“Thunderhead” comes in at number four on the album – and although not as almighty an outburst – it still manages some brilliance. The unexpectedly soft piano opening is beautiful in its sadness and leaves you utterly unprepared for the lyrical onslaught of a song about drug addiction that owns you and destroys you all at once. The gang vocals seem to snap at you and the catchiness ensures you get the message loud and clear.

If you’ve been following closely, you’ll have worked out that I skipped the second song. It’s called “The Real Me”. Yep, the same one you’ve heard before; the one by The Who. Some fans love it. Not my thing, and I’ve always liked to think Blackie stuck it on there because a) he likes it and b) the title says it all in terms of what he’s doing on this release. Not so much suddenly all grown up, as suddenly all out loud.

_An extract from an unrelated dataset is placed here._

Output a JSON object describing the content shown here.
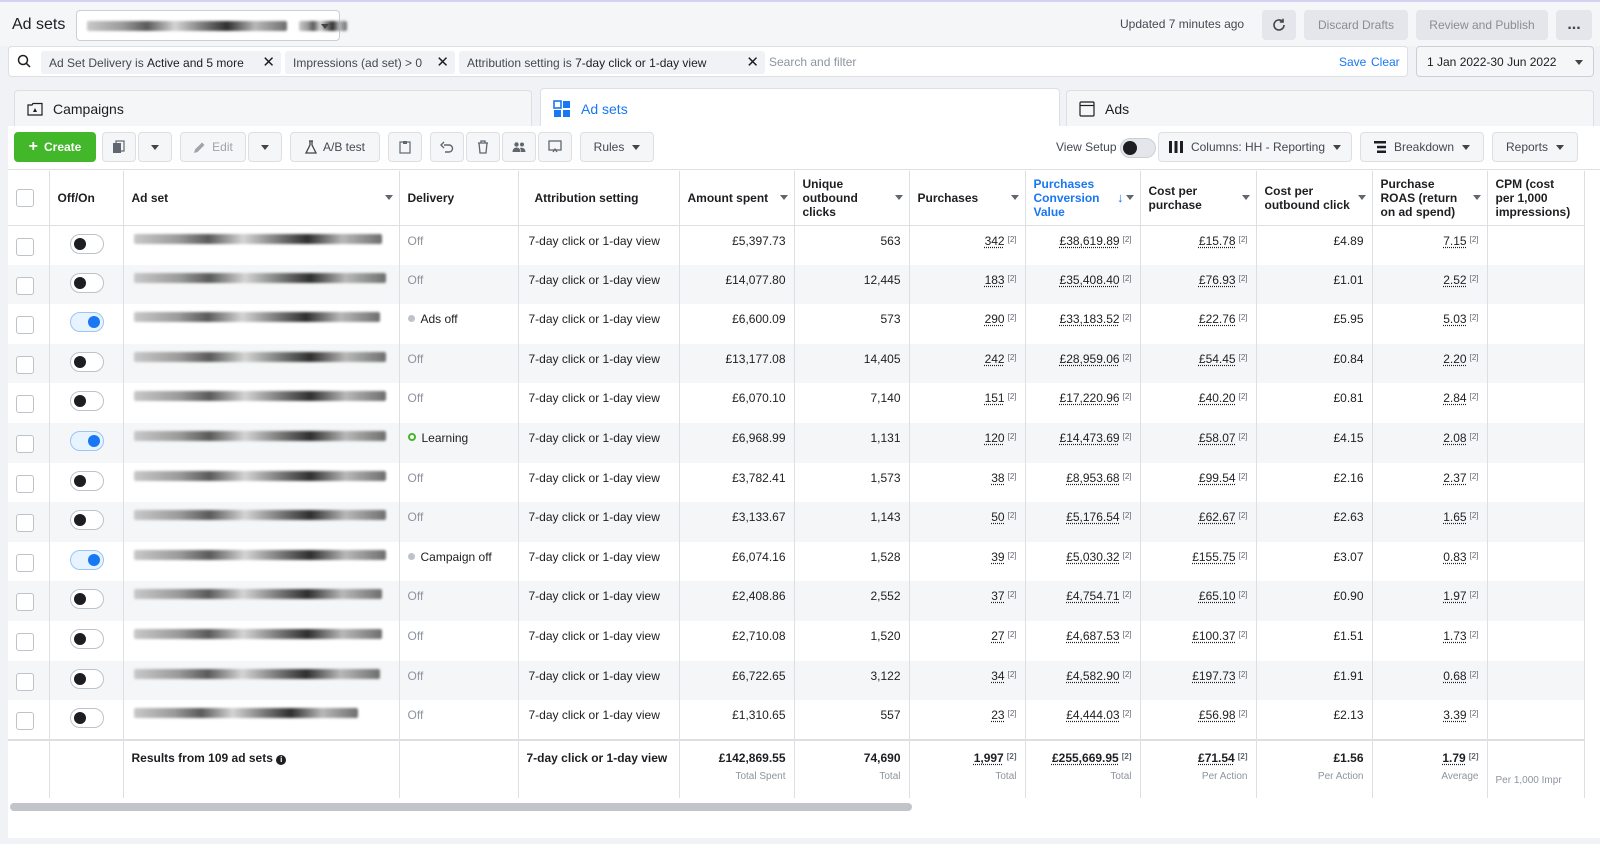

But as any W.A.S.P. fan will tell you, there really is more than one Blackie. That’s how a handful of metal classics ends up on the same album as the next cut: “Mean Man”. I’m sure I read somewhere that Blackie said this song was about Chris Holmes. Either this song or another on the album. Either way, you get tattoos and motorbikes and something you’ve heard before.

In fact the same attitude sums up the rest of the album. Just look at the song titles: “Maneater”, “Rebel in the F.D.G.” and so on. Feel free to yawn if you like. Even the nuclear protest satire in “The Neutron Bomber” gets contaminated by the old school W.A.S.P. riffing that does the job until it’s out of a job. But the good news though, is that Blackie is still managing to avoid the welfare queues twenty years later. So there.